I had the great pleasure of living in Japan for three years and experienced their excellent food first hand. Their diet is considered healthy for a number of reasons, but mainly because it is very low in sugar, particularly fructose, compared to a Western diet. Their main carbohydrate is white rice, which is usually eaten at the end of a meal as a filler, so in smaller amounts. They do not eat desserts, as we would understand them. They also eat a lot of low glycaemic index foods such as raw fish and vegetables. Their portions are certainly smaller, but then so is the average Japanese body size. In any case, the many courses consumed over the prolific number of business dinners I attended added up to a lot of calories, particularly when considering the copious amounts of beer and nihon-shu (Sake) we were forced to consume.

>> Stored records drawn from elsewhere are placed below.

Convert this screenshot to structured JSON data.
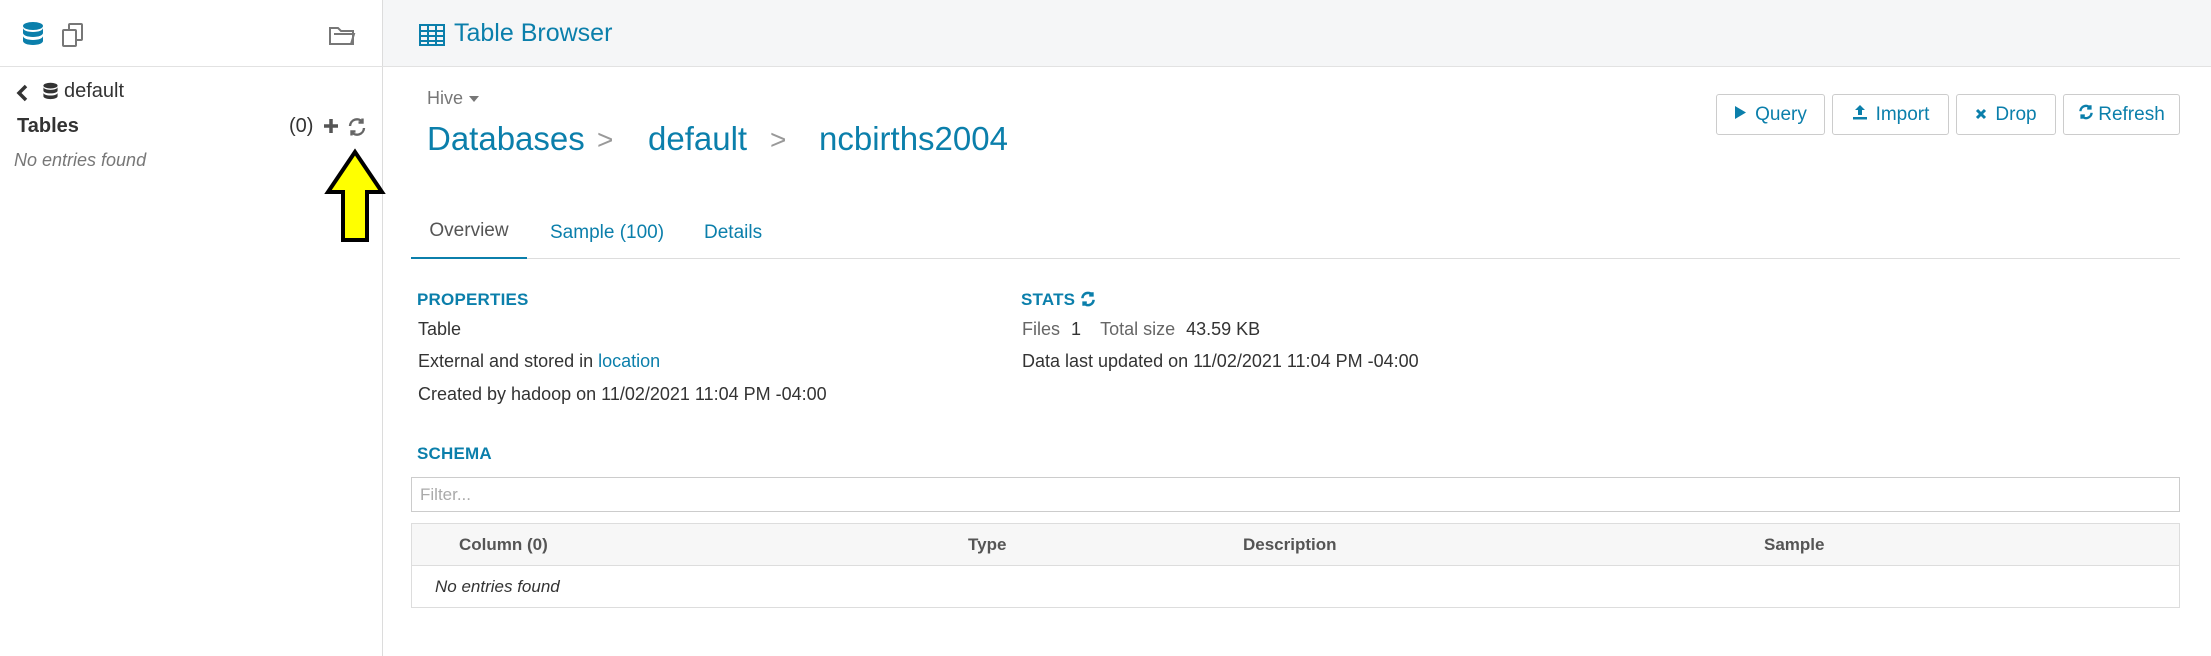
{
  "sidebar": {
    "database_name": "default",
    "tables_label": "Tables",
    "tables_count": "(0)",
    "empty_text": "No entries found"
  },
  "header": {
    "title": "Table Browser"
  },
  "source": {
    "label": "Hive"
  },
  "breadcrumb": {
    "databases": "Databases",
    "sep1": ">",
    "database": "default",
    "sep2": ">",
    "table": "ncbirths2004"
  },
  "actions": {
    "query": "Query",
    "import": "Import",
    "drop": "Drop",
    "refresh": "Refresh"
  },
  "tabs": [
    {
      "label": "Overview",
      "active": true
    },
    {
      "label": "Sample (100)",
      "active": false
    },
    {
      "label": "Details",
      "active": false
    }
  ],
  "properties": {
    "title": "PROPERTIES",
    "type": "Table",
    "stored_prefix": "External and stored in",
    "location_link": "location",
    "created": "Created by hadoop on 11/02/2021 11:04 PM -04:00"
  },
  "stats": {
    "title": "STATS",
    "files_label": "Files",
    "files_value": "1",
    "size_label": "Total size",
    "size_value": "43.59 KB",
    "updated": "Data last updated on 11/02/2021 11:04 PM -04:00"
  },
  "schema": {
    "title": "SCHEMA",
    "filter_placeholder": "Filter...",
    "columns": [
      "Column (0)",
      "Type",
      "Description",
      "Sample"
    ],
    "empty_text": "No entries found"
  },
  "colors": {
    "accent": "#0b7fab",
    "arrow_fill": "#ffff00"
  },
  "icons": [
    "database-icon",
    "documents-icon",
    "folder-open-icon",
    "chevron-left-icon",
    "plus-icon",
    "refresh-icon",
    "table-grid-icon",
    "caret-down-icon",
    "play-icon",
    "upload-icon",
    "close-icon",
    "arrow-up-annotation"
  ]
}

The point that is usually missed amongst all this enthusiasm for their diet is that the Japanese are genetically distinct in many ways. Before a pharmaceutical product can be registered for sale in Japan their regulatory authorities insist that separate clinical studies to be conducted on ethnic Japanese patients. This is because there are many instances where Japanese react very differently to drugs compared to their Western counterparts – demonstrating different genetics and different metabolic pathways.
Compared to Westerners the Japanese have naturally lower levels of body fat but higher blood cholesterol levels for comparable fat intake. They have higher mortality from stroke but lower mortality from coronary heart disease. The Japanese have unique versions of ethanol-metabolizing enzyme genes compared to Westerners, which affects their response to alcoholic drinks. They have lower rates of lung cancer despite higher smoking rates then the West, however they are more susceptible to stomach cancer (4 times UK levels).
The different genes in our pet cats compared to ourselves has an enormous effect on our expected longevity. The 3.7-year difference in life expectancy between Western and Japanese women could be entirely genetic.
How much of these differences are due to genes and how much is due to diet is difficult to assess. This study has not shed any light on either. I shall continue to eat Japanese food for its organoleptic qualities and reserve judgment on its health effects.